Write out the listing below in full and exactly, leaving out every picture.
─── ENTRIES SHOWN
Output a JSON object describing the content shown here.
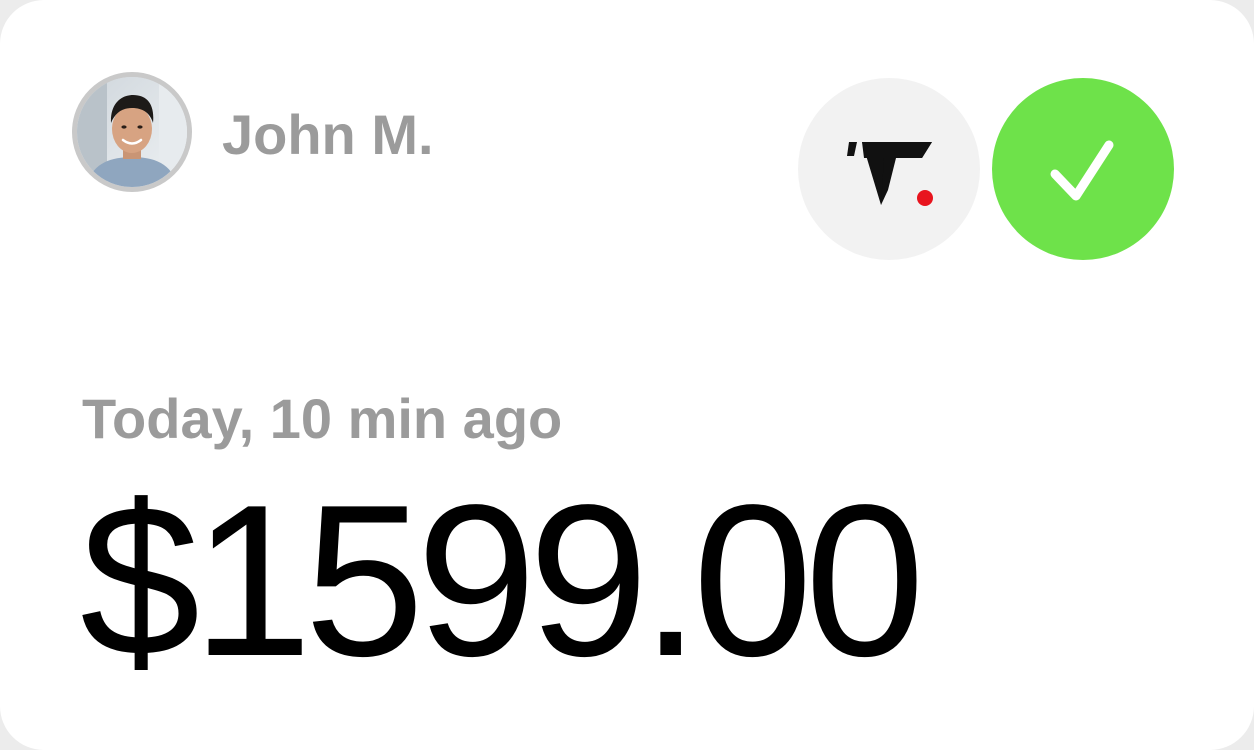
{
  "user": {
    "name": "John M.",
    "avatar_icon": "user-photo"
  },
  "merchant": {
    "logo_icon": "brand-logo-icon",
    "logo_color": "#111111",
    "logo_dot_color": "#e8141e",
    "badge_bg": "#f2f2f2"
  },
  "status": {
    "icon": "checkmark-icon",
    "color": "#6ee24a"
  },
  "transaction": {
    "timestamp": "Today, 10 min ago",
    "amount": "$1599.00"
  }
}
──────
### YOUR SOLUTION
Output a JSON object describing the content shown here.
{
  "user": {
    "name": "John M.",
    "avatar_icon": "user-photo"
  },
  "merchant": {
    "logo_icon": "brand-logo-icon",
    "logo_color": "#111111",
    "logo_dot_color": "#e8141e",
    "badge_bg": "#f2f2f2"
  },
  "status": {
    "icon": "checkmark-icon",
    "color": "#6ee24a"
  },
  "transaction": {
    "timestamp": "Today, 10 min ago",
    "amount": "$1599.00"
  }
}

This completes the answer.